A month or so ago, I received an email asking if I would be willing to review Pam Allyn's BEST BOOKS FOR BOYS on my blog. As the mom of two aliterate high school athletes, I was more than happy to oblige. My boys have spent their high school years reading the classics that I read in high school: CATCHER IN THE RYE (not to be confused with CATCHER OF THE RYE BREAD, as it has come to be known at our house), TO KILL A MOCKINGBIRD ("We have to go buy some old book about a bird tonight, but I can't remember the title"), and GRAPES OF WRATH (Have you ever heard of this guy named John Steinberg?). We have also read other titles bound to capture the attention of every normal adolescent: SNOW IN AUGUST and ROOTS, for example. While I know that all of these books are important, all I want for my boys is that that read; that they know the power of a good book (or poem, or article, etc) -- to entertain, or inform, or escape, or transform. And that simply isn't happening in their lives…

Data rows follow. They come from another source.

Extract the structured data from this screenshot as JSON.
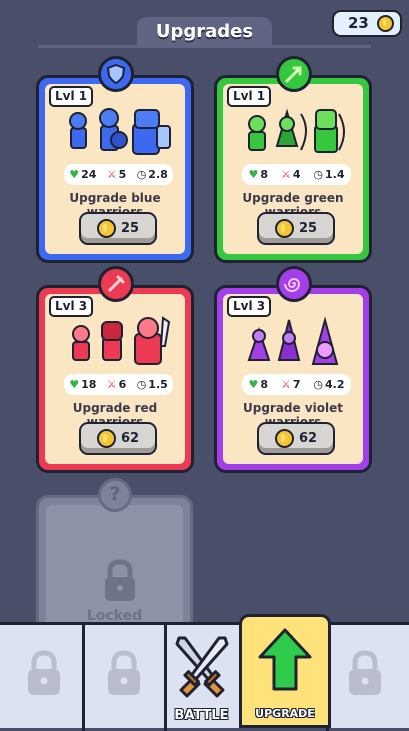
{
  "header": {
    "title": "Upgrades",
    "coins": "23"
  },
  "cards": [
    {
      "level": "Lvl 1",
      "health": "24",
      "attack": "5",
      "speed": "2.8",
      "title": "Upgrade blue warriors",
      "cost": "25",
      "color": "#3d69f0",
      "badge_icon": "shield-icon"
    },
    {
      "level": "Lvl 1",
      "health": "8",
      "attack": "4",
      "speed": "1.4",
      "title": "Upgrade green warriors",
      "cost": "25",
      "color": "#35c73d",
      "badge_icon": "arrow-icon"
    },
    {
      "level": "Lvl 3",
      "health": "18",
      "attack": "6",
      "speed": "1.5",
      "title": "Upgrade red warriors",
      "cost": "62",
      "color": "#ec3a52",
      "badge_icon": "sword-icon"
    },
    {
      "level": "Lvl 3",
      "health": "8",
      "attack": "7",
      "speed": "4.2",
      "title": "Upgrade violet warriors",
      "cost": "62",
      "color": "#a43ee9",
      "badge_icon": "spiral-icon"
    }
  ],
  "locked_card": {
    "badge": "?",
    "label": "Locked"
  },
  "nav": {
    "battle": "BATTLE",
    "upgrade": "UPGRADE"
  }
}
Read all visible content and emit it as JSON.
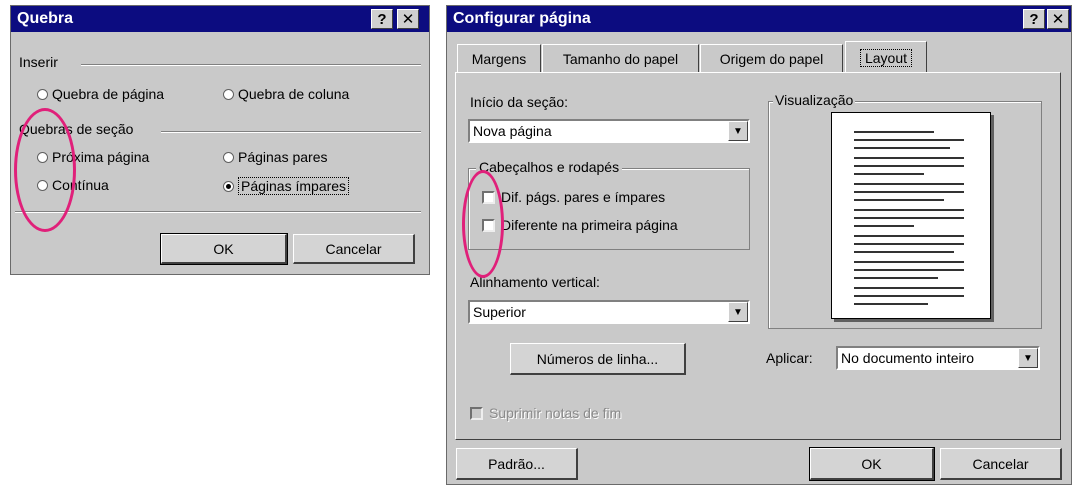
{
  "quebra": {
    "title": "Quebra",
    "help_label": "?",
    "close_label": "✕",
    "inserir_label": "Inserir",
    "radio_quebra_pagina": "Quebra de página",
    "radio_quebra_coluna": "Quebra de coluna",
    "secao_label": "Quebras de seção",
    "radio_proxima": "Próxima página",
    "radio_continua": "Contínua",
    "radio_pares": "Páginas pares",
    "radio_impares": "Páginas ímpares",
    "ok_label": "OK",
    "cancel_label": "Cancelar"
  },
  "config": {
    "title": "Configurar página",
    "help_label": "?",
    "close_label": "✕",
    "tabs": [
      "Margens",
      "Tamanho do papel",
      "Origem do papel",
      "Layout"
    ],
    "inicio_label": "Início da seção:",
    "inicio_value": "Nova página",
    "cabecalhos_label": "Cabeçalhos e rodapés",
    "check_dif_pags": "Dif. págs. pares e ímpares",
    "check_primeira": "Diferente na primeira página",
    "alinhamento_label": "Alinhamento vertical:",
    "alinhamento_value": "Superior",
    "visualizacao_label": "Visualização",
    "numeros_button": "Números de linha...",
    "aplicar_label": "Aplicar:",
    "aplicar_value": "No documento inteiro",
    "suprimir_label": "Suprimir notas de fim",
    "padrao_button": "Padrão...",
    "ok_label": "OK",
    "cancel_label": "Cancelar"
  },
  "colors": {
    "titlebar": "#0c0c80",
    "face": "#c9c9c9",
    "annotation": "#e0207a"
  }
}
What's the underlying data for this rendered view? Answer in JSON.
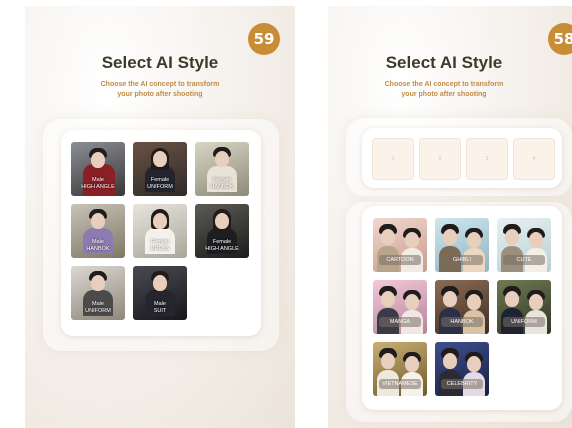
{
  "screen_a": {
    "timer": "59",
    "title": "Select AI Style",
    "subtitle_line1": "Choose the AI concept to transform",
    "subtitle_line2": "your photo after shooting",
    "styles": [
      {
        "line1": "Male",
        "line2": "HIGH ANGLE"
      },
      {
        "line1": "Female",
        "line2": "UNIFORM"
      },
      {
        "line1": "Female",
        "line2": "HANBOK"
      },
      {
        "line1": "Male",
        "line2": "HANBOK"
      },
      {
        "line1": "Female",
        "line2": "DRESS"
      },
      {
        "line1": "Female",
        "line2": "HIGH ANGLE"
      },
      {
        "line1": "Male",
        "line2": "UNIFORM"
      },
      {
        "line1": "Male",
        "line2": "SUIT"
      }
    ]
  },
  "screen_b": {
    "timer": "58",
    "title": "Select AI Style",
    "subtitle_line1": "Choose the AI concept to transform",
    "subtitle_line2": "your photo after shooting",
    "slots": [
      "1",
      "2",
      "3",
      "4"
    ],
    "styles": [
      {
        "label": "CARTOON"
      },
      {
        "label": "GHIBLI"
      },
      {
        "label": "CUTE"
      },
      {
        "label": "MANGA"
      },
      {
        "label": "HANBOK"
      },
      {
        "label": "UNIFORM"
      },
      {
        "label": "VIETNAMESE"
      },
      {
        "label": "CELEBRITY"
      }
    ]
  }
}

I was delighted, then, to read PAM ALLYN'S BOOKS FOR BOYS. The book is divided into three parts. The first section is an introduction and overview. The second section is a question and answer format (e.g. What if boys are highly active and don't want to sit still to read? What about online reading? How can I build boys' confidence as readers? How can I get boys interested in girl books?). Lots of these would be terrific discussions for professional development.
The third section is a phenomenal list of books divided by topic (e.g. Action and Adventure, Art and Music, Mystery and Horror, Expeditions, Humor, Math and Numbers, Biographies, Technology ) and then further divided by reading/emotional stage (Emerging, Developing, Maturing). Many of the titles are accompanied by sublists (if you liked this book, you will also like…) or topics for conversation. I was super impressed by the booklists- I think I'm pretty conversant in this area and there were LOTS of titles that I had never heard of.
Allyn's book has been featured on several different blogs this moth. You can read reviews at SNAPSHOTS OF MRS. V , THE LITERACY TOOLBOX and READING REWARDS. My friend Kyle interviewed Pam at THE BOY READER earlier this week.
I decided that rather than review the book, I would simply pull out a few quotes I loved, and leave you to swish them around in your mind:
In the great picture book and true story by Mordecai Gerstein, The Man Who Walked Between the Towers, the performance artist Philippe Petit practices for years to walk on a tightrope wire between the two World Trade Towers. “He looked not at the towers but at the space between them and thought, what a wonderful place to stretch a rope.”
Reading can feel as risky as walking a tightrope even if it doesn’t look nearly as daring. It can be so public in the classroom that a boy who wants to hide his vulnerability might prefer resistance to falling in front of his peers. This book is about fortifying our teaching so that our boys see the space between and say “What a wonderful place to stretch a rope.” 7
My mission is to help all children achieve not only functional literacy but transformational literacy. The kind of literacy that will allow them to learn something new every day, connect to all people everywhere, and to invent new ideas that could change the world.—And in this process, to learn, through reading, how to be the kind of person they want to become. 9
Absorption is the one key quality I believe is missing from our instruction. We jump from skill to skill, activity to activity. Let’s create a sanctuary around the independent reading time so that boys can dig in, discover, wander and explore. 21
The problem is not that boys are “too active,” the problem is that our classrooms do not allow them to be themselves. 23
The best way to promote reading for pleasure is to LET KIDS READ.
Make sure your number one priority is EYES ON TEXT. Make sure each and every day you are giving your boy readers ample opportunity to read and that minutes spent reading is really minutes spent reading and not mostly you talking about the reading.